First, you need somewhere to go. You've got some research to do, so refill your coffee and crack those knuckles. Luckily for the modern adventurer, the internet is loaded with info on pretty much anywhere you think might be in the running. You'll need to look at costs, job markets and visa rules, language difficulty, housing, and especially customs. No place will earn a perfect 10 in all events. There is no Republic of Eden out there so don't bother Googling that one. You'll need to rank what you think is important in a place to live for a while and take it from there. Do be careful of the customs. A bad match there will ensure a bad experience.

After you've got your tickets, given your notice at work, and sold the sofa to your uncle Jerry, you should have a good time. The last 2 weeks before moving to another country is always lots of fun. You can't sleep anyway, so you might as well be having drinks and soaking up the envy of most of your friends. You're actually doing it: living the dream. Enjoy your celebrity send off.

Upon landing in your new country of choice, follow the locals to the reality based pricing taxis and get to your (hopefully) pre-arranged cheap hotel room. Drop off your stuff and get right to work finding some ex-pats to interrogate. No one is a better source of info for you than a seasoned foreign resident. Find an Irish Bar and buy a few rounds for someone. You'll find its money well spent. They'll usually be friendly about helping you out and don't have any vested interest in steering you wrong. Don't hound them too much though or they'll excuse themselves and escape to a bar you'll never find.

Once you've acquired some usable information from your future drinking buddies, attack the job and housing scene. It's very important to hit the ground running in a new world. Any "adjustment" period you give yourself will inevitably delay your adjustment. The way to adapt is to get in the water and swim. Things will take longer than you'll like anyway so don't delay. Keep an even head and remember that it's not your country and you are a guest there. Relax. Talk to people nicely. Be polite. Patient persistence will pay off in a decent or at least very interesting job and a roof over your head.

There are very few experiences as fulfilling as making a new life in a completely unfamiliar place. It will always stand as a testament to your courage, resourcefulness and ability to think openly. You will gain so much as to make you wonder if you had learned anything before that. You'll meet thousands of new people, and some friends that you will keep forever.

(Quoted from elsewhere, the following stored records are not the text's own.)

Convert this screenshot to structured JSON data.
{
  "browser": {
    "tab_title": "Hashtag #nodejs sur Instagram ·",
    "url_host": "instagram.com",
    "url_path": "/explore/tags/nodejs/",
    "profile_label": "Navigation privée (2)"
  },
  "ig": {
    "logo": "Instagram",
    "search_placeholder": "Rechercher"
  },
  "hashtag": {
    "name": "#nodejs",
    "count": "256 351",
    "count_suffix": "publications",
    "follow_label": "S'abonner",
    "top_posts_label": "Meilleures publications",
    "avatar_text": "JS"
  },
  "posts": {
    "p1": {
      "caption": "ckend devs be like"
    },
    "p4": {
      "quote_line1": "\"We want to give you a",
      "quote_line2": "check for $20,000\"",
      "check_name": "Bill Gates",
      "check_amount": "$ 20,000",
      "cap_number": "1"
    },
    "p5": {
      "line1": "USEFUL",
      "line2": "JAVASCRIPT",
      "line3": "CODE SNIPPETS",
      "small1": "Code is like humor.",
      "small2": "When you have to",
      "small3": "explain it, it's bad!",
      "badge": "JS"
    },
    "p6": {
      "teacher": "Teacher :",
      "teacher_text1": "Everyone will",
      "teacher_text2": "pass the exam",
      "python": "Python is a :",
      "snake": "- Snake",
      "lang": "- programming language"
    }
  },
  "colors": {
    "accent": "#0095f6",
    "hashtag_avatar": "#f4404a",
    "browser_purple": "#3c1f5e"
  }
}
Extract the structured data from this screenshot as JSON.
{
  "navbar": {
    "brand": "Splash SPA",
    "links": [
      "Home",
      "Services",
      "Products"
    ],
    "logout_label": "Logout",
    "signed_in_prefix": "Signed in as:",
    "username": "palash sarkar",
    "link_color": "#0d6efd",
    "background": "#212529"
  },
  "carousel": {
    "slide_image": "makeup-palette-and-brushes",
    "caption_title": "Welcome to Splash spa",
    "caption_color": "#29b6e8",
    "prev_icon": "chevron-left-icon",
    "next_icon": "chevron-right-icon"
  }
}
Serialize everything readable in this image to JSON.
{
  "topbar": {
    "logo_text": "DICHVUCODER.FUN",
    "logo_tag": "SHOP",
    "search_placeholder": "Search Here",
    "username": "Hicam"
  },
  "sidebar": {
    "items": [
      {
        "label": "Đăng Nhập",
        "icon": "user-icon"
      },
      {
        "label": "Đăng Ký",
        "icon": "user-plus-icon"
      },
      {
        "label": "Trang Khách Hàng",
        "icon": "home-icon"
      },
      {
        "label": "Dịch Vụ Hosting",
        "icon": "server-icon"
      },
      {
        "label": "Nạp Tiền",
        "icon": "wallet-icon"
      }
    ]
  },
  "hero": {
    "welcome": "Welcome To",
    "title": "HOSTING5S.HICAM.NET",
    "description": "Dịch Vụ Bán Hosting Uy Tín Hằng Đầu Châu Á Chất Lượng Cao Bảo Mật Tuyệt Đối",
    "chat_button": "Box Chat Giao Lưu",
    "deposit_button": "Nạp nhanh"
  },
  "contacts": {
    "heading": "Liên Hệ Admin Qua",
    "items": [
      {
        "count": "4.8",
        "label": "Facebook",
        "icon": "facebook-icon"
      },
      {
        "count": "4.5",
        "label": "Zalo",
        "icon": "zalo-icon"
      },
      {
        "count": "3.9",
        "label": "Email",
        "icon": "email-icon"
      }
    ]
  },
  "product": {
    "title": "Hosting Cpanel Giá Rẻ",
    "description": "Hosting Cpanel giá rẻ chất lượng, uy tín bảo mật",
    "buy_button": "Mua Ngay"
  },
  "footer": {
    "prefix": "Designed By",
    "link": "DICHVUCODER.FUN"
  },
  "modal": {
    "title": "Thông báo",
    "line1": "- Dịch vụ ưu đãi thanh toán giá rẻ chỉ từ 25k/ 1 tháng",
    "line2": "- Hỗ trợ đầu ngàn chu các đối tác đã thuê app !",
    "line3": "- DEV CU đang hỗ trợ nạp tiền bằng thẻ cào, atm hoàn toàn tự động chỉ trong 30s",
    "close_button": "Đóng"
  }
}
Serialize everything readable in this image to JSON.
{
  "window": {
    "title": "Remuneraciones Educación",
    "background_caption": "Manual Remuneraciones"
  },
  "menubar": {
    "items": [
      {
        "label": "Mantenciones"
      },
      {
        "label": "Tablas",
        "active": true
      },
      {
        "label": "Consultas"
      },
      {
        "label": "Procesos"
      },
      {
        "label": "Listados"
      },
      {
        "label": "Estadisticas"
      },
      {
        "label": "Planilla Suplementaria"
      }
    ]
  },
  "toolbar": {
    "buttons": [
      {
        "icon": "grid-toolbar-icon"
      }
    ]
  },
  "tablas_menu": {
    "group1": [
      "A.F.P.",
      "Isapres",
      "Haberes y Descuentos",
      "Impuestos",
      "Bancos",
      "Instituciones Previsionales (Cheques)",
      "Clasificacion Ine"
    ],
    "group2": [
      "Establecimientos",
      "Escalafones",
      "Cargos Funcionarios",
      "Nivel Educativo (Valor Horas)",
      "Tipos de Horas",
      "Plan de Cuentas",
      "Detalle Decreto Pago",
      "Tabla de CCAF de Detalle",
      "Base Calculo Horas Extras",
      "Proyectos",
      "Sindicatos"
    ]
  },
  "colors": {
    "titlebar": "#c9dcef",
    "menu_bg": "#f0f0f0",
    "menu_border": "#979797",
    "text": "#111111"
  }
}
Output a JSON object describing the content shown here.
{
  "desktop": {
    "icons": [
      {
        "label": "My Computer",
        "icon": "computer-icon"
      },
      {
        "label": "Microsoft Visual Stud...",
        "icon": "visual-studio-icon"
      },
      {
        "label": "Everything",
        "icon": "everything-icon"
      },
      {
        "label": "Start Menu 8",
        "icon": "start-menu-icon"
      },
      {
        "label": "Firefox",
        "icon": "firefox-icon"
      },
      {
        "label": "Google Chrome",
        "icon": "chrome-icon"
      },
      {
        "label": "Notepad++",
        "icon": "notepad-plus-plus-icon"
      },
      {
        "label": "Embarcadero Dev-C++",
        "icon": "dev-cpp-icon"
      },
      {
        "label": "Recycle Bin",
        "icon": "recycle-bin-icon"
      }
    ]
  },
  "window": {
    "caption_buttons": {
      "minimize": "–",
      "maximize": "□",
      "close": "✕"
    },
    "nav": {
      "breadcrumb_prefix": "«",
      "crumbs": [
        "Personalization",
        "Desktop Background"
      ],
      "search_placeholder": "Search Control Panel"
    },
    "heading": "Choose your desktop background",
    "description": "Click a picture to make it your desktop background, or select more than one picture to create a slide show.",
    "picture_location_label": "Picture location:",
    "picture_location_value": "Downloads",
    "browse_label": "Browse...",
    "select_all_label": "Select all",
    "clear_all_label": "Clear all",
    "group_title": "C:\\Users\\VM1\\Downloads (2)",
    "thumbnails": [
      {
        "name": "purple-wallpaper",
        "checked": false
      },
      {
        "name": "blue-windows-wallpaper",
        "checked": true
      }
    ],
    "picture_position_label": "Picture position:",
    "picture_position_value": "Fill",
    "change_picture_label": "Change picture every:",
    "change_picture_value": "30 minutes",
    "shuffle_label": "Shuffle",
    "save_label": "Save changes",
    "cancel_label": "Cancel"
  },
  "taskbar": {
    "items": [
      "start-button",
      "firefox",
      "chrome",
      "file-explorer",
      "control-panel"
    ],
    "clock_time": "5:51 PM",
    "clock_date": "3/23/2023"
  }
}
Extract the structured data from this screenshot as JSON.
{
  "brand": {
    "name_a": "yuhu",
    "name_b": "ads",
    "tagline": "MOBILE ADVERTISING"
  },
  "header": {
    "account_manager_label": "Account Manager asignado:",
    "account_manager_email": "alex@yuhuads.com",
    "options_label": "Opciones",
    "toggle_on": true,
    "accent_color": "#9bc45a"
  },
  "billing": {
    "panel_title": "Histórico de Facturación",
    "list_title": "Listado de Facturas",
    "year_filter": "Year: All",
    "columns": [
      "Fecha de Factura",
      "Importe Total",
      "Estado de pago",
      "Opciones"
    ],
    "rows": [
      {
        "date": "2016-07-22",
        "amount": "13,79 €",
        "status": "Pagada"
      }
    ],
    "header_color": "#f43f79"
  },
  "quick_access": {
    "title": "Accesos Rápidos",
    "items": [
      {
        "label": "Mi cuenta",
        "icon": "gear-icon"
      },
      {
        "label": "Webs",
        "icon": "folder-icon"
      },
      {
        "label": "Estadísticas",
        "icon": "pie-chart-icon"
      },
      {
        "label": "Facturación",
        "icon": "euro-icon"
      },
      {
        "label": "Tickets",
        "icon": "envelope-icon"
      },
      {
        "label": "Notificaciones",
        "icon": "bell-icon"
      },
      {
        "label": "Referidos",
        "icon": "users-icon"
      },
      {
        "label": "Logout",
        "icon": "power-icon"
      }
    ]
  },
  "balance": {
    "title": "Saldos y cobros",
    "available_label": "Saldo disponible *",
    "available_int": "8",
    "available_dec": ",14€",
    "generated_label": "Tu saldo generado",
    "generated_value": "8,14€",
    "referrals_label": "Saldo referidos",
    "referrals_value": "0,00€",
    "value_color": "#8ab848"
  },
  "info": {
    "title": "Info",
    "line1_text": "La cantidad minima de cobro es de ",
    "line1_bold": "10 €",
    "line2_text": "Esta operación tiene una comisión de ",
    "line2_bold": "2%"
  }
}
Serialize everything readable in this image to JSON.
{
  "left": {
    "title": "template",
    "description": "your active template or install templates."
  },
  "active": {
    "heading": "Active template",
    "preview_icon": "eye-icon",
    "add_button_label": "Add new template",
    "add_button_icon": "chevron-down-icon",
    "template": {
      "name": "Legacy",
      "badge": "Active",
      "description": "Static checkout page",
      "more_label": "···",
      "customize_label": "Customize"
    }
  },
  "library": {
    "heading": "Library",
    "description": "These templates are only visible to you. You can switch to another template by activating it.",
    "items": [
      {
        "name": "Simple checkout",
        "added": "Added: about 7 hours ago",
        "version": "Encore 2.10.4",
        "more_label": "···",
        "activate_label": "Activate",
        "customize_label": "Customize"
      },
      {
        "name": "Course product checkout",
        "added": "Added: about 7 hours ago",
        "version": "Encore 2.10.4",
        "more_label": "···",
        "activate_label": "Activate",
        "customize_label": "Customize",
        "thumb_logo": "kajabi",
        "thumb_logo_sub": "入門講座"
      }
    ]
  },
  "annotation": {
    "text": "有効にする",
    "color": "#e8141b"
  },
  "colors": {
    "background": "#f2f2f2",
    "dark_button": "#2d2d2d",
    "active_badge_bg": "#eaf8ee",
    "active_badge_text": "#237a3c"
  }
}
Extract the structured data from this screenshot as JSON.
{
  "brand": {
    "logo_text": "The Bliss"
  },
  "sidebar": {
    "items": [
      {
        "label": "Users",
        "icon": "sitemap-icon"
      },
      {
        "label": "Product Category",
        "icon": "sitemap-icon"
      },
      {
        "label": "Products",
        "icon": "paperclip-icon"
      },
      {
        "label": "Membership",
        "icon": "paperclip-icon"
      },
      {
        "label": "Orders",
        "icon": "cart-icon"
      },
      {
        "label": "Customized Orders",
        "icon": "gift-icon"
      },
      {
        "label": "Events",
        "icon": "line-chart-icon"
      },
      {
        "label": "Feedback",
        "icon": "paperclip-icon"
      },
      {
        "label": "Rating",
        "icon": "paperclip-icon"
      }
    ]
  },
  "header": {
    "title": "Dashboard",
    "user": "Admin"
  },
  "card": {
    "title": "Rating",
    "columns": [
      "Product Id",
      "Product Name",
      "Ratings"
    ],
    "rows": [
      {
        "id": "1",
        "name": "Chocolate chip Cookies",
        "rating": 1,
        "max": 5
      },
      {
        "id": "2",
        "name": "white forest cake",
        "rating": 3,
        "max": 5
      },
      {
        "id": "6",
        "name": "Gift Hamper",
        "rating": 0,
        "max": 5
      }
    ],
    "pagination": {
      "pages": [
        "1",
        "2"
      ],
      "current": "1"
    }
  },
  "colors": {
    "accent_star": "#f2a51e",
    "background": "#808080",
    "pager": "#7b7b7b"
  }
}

Living abroad allows you to see your own country in ways you never can by not leaving it for a while. I'd like to see it required by law for all Americans. So go ahead. Go on and dream and plan. Go out and see the world. You can always go back.